By Daniel Rubens
Programming note: This summer in this space, we’ll take a look at a different American player each week instead of doing some sort of update on multiple Yanks abroad. This will be an opportunity to delve into some players we don’t normally feature in this space and evaluate their chances with the USMNT, their future prospects, other important things to note with them, or any combination of the three. First up is a dual-national attacker who only recently popped up on the United States radar and just made his debut for the squad this week.
Fabrice ‘Fafa’ Picault
Club: FC St. Pauli (2. Bundesliga)
A little-known attacker plying his trade in the second division of German football, Fafa Picault was, until very recently, nowhere near the United States men’s
It’s understandable that Picault hasn’t made a major impact with the national side at this point in his career. The 25-year-old began his career in the academy of Italian club Cagliari, but never made a first-team appearance and was released in 2011 at the age of 20. His next step took him back to the United States, to Florida, where he spent the majority of his upbringing after being born in New York. Picault spent the 2012 season with the Tampa Bay Rowdies of the NASL, failing to score a goal before being released.
With his career stalling, Picault did not play in 2013, but he latched on with another Florida-based NASL side, the Fort Lauderdale Strikers, in 2014. That season, he began to make waves, scoring 12 goals in 24 NASL contests and earning a call-up to the national team of his parents’ birthplace, Haiti, although he didn’t play for the side and thus was not cap-tied.
His success with Fort Lauderdale earned Picault his move back to Europe, but, once again, his career seemed to hit a standstill. In a half season with Czech powerhouse Sparta Prague, Picault made one substitute appearance off the bench in the Czech Cup before once more getting released, making the then-24-year-old a free agent.
Then, in September 2015, Picault signed a one-year deal with St. Pauli, with an option to extend the contract by a year. After the impact he had down the stretch this season for one of Germany’s most interesting clubs (who will be featured as a Team of the Week some time in the coming months), St. Pauli made sure to pick up that option.
It took Picault a while to settle with the Hamburg-based club, as he made just one start during the first half of the season and did not score a goal, but when he did settle, he made an impact.
That was the beginning of a breakout for Picault. The winger, who can also play as a striker, had his biggest influence in April, scoring twice in a 2-0 win over Bochum and again a week later in a draw with Fortuna Dusseldorf. In all, Picault started four of St. Pauli’s final five games and finished his first season in Germany with four goals in 16 2. Bundesliga appearances, only six of which were starts. It was certainly not a bad debut season for a man who has bounced around the world.
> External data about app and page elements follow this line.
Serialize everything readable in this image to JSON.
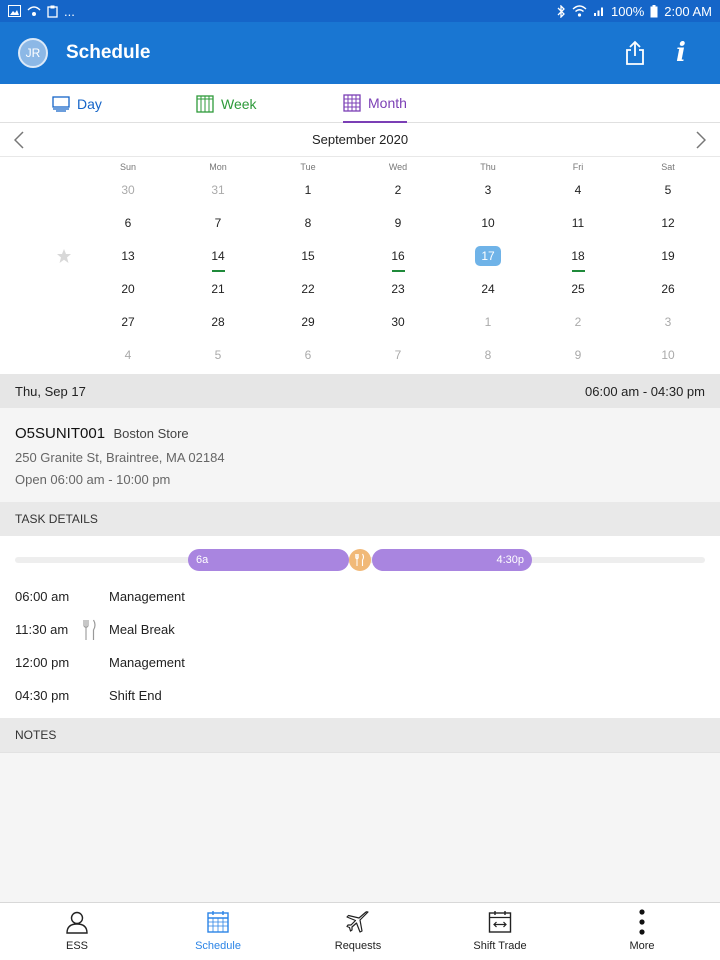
{
  "status_bar": {
    "battery": "100%",
    "time": "2:00 AM",
    "extra": "..."
  },
  "app_bar": {
    "avatar_initials": "JR",
    "title": "Schedule"
  },
  "view_tabs": [
    {
      "label": "Day",
      "color": "#1565c8"
    },
    {
      "label": "Week",
      "color": "#2e9a3a"
    },
    {
      "label": "Month",
      "color": "#7b3fb5",
      "selected": true
    }
  ],
  "calendar": {
    "month_label": "September 2020",
    "weekdays": [
      "Sun",
      "Mon",
      "Tue",
      "Wed",
      "Thu",
      "Fri",
      "Sat"
    ],
    "weeks": [
      [
        "30",
        "31",
        "1",
        "2",
        "3",
        "4",
        "5"
      ],
      [
        "6",
        "7",
        "8",
        "9",
        "10",
        "11",
        "12"
      ],
      [
        "13",
        "14",
        "15",
        "16",
        "17",
        "18",
        "19"
      ],
      [
        "20",
        "21",
        "22",
        "23",
        "24",
        "25",
        "26"
      ],
      [
        "27",
        "28",
        "29",
        "30",
        "1",
        "2",
        "3"
      ],
      [
        "4",
        "5",
        "6",
        "7",
        "8",
        "9",
        "10"
      ]
    ],
    "faded_cells": [
      "0-0",
      "0-1",
      "4-4",
      "4-5",
      "4-6",
      "5-0",
      "5-1",
      "5-2",
      "5-3",
      "5-4",
      "5-5",
      "5-6"
    ],
    "selected_cell": "2-4",
    "marked_cells": [
      "2-1",
      "2-3",
      "2-5"
    ],
    "starred_week": 2
  },
  "selected_day": {
    "date_label": "Thu, Sep 17",
    "shift_range": "06:00 am - 04:30 pm"
  },
  "store": {
    "id": "O5SUNIT001",
    "name": "Boston Store",
    "address": "250 Granite St, Braintree, MA 02184",
    "hours": "Open 06:00 am - 10:00 pm"
  },
  "task_details": {
    "header": "TASK DETAILS",
    "timeline_start_label": "6a",
    "timeline_end_label": "4:30p",
    "rows": [
      {
        "time": "06:00 am",
        "label": "Management",
        "icon": ""
      },
      {
        "time": "11:30 am",
        "label": "Meal Break",
        "icon": "fork-knife-icon"
      },
      {
        "time": "12:00 pm",
        "label": "Management",
        "icon": ""
      },
      {
        "time": "04:30 pm",
        "label": "Shift End",
        "icon": ""
      }
    ]
  },
  "notes": {
    "header": "NOTES"
  },
  "bottom_nav": [
    {
      "label": "ESS",
      "icon": "person-icon",
      "active": false
    },
    {
      "label": "Schedule",
      "icon": "calendar-icon",
      "active": true
    },
    {
      "label": "Requests",
      "icon": "airplane-icon",
      "active": false
    },
    {
      "label": "Shift Trade",
      "icon": "shift-trade-icon",
      "active": false
    },
    {
      "label": "More",
      "icon": "more-vertical-icon",
      "active": false
    }
  ],
  "colors": {
    "app_bar": "#1976d2",
    "accent_selected_day": "#6fb3e8",
    "timeline_purple": "#a985e0",
    "meal_break": "#f1b978",
    "event_marker": "#1f8a3a"
  }
}
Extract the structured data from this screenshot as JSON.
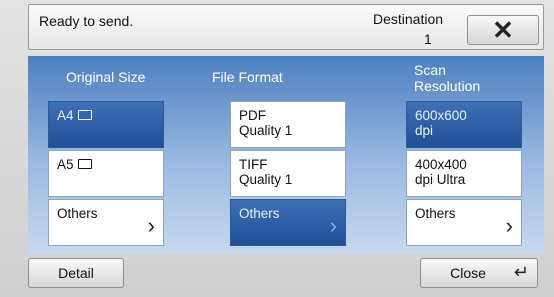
{
  "status": {
    "message": "Ready to send.",
    "destination_label": "Destination",
    "destination_count": "1",
    "close_icon": "close-icon"
  },
  "columns": [
    {
      "header": "Original Size",
      "options": [
        {
          "label": "A4",
          "selected": true
        },
        {
          "label": "A5",
          "selected": false
        },
        {
          "label": "Others",
          "selected": false
        }
      ]
    },
    {
      "header": "File Format",
      "options": [
        {
          "label": "PDF",
          "label2": "Quality 1",
          "selected": false
        },
        {
          "label": "TIFF",
          "label2": "Quality 1",
          "selected": false
        },
        {
          "label": "Others",
          "selected": true
        }
      ]
    },
    {
      "header_line1": "Scan",
      "header_line2": "Resolution",
      "options": [
        {
          "label": "600x600",
          "label2": "dpi",
          "selected": true
        },
        {
          "label": "400x400",
          "label2": "dpi Ultra",
          "selected": false
        },
        {
          "label": "Others",
          "selected": false
        }
      ]
    }
  ],
  "footer": {
    "detail_label": "Detail",
    "close_label": "Close"
  },
  "colors": {
    "panel_top": "#4d7fbf",
    "selected": "#2f5fa5"
  }
}
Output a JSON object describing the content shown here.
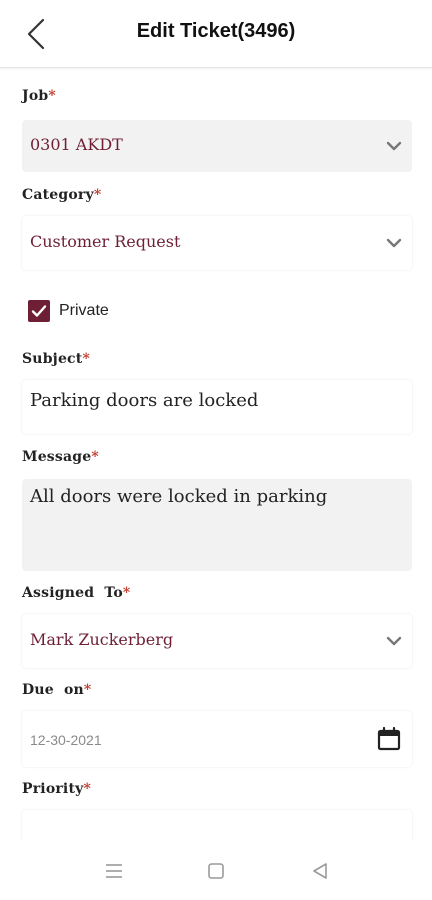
{
  "header": {
    "title": "Edit Ticket(3496)"
  },
  "form": {
    "job": {
      "label": "Job",
      "value": "0301 AKDT"
    },
    "category": {
      "label": "Category",
      "value": "Customer Request"
    },
    "private": {
      "label": "Private",
      "checked": true
    },
    "subject": {
      "label": "Subject",
      "value": "Parking doors are locked"
    },
    "message": {
      "label": "Message",
      "value": "All doors were locked in parking"
    },
    "assigned_to": {
      "label": "Assigned  To",
      "value": "Mark Zuckerberg"
    },
    "due_on": {
      "label": "Due  on",
      "value": "12-30-2021"
    },
    "priority": {
      "label": "Priority"
    },
    "required_marker": "*"
  },
  "colors": {
    "accent": "#6d1f35",
    "required": "#c0392b",
    "field_bg": "#f2f2f2"
  },
  "icons": {
    "back": "chevron-left-icon",
    "dropdown": "chevron-down-icon",
    "calendar": "calendar-icon",
    "nav_menu": "menu-icon",
    "nav_home": "square-icon",
    "nav_back": "triangle-left-icon"
  }
}
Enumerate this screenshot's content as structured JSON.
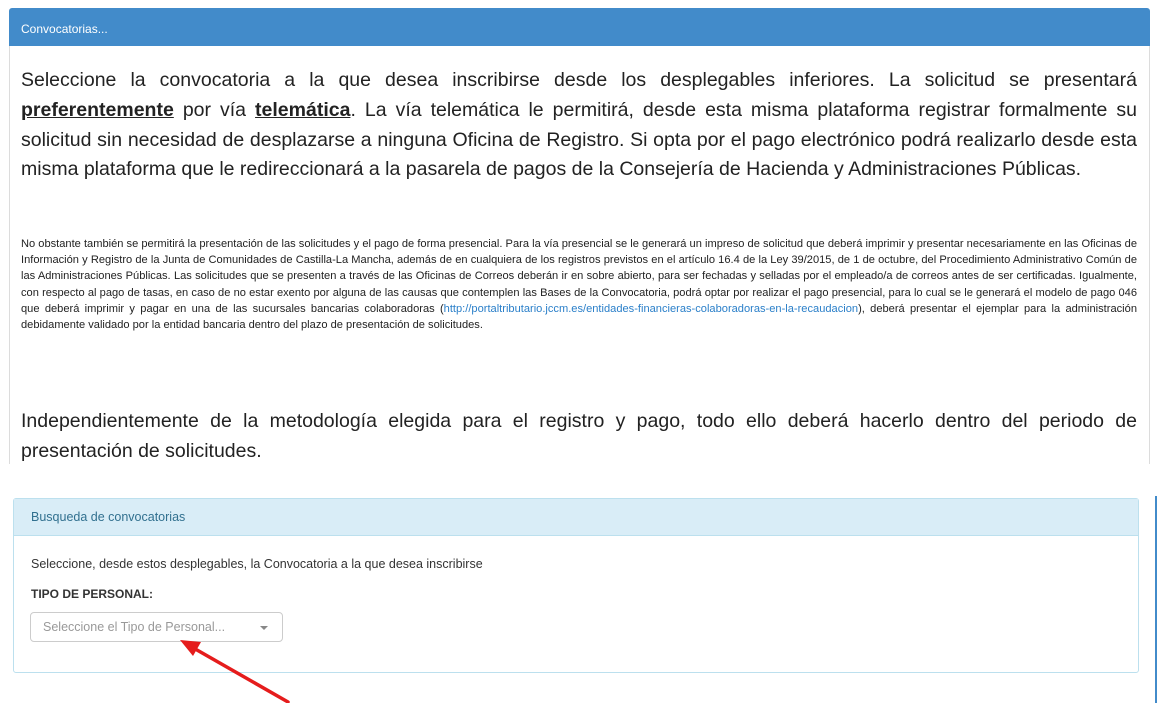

His sparkling form at the end of the year put Klinsmann and the U.S. on alert, and Picault was one of seven players not on the Copa America roster to earn a spot at the transition camp prior to Sunday’s win over Puerto Rico. Picault made his international debut in the match, putting one shot on target in his 19 minutes on the pitch.
It’s unclear as to whether those will be the only minutes he plays for the USMNT, but Picault has the skillset to make sure they aren’t. While only 5-foot-8, Picault is a burner, nicknamed “The Gazelle” for his lightning pace. Klinsmann has praised the forward’s willingness to run at defenders and his instincts in the box this week, two traits that are valuable and hard to come by. His versatility is also a major asset, as Picault can play either out wide or as a center forward with the ability to finish when he gets opportunities.
He won’t play for the USMNT this summer, but after the long route he’s taken over the past few years, just the opportunity to attend the national camp and make his U.S. debut is a huge step for Picault. If the determination he’s shown in getting to this stage is any indication, it probably won’t be the last major hurdle he clears in his career.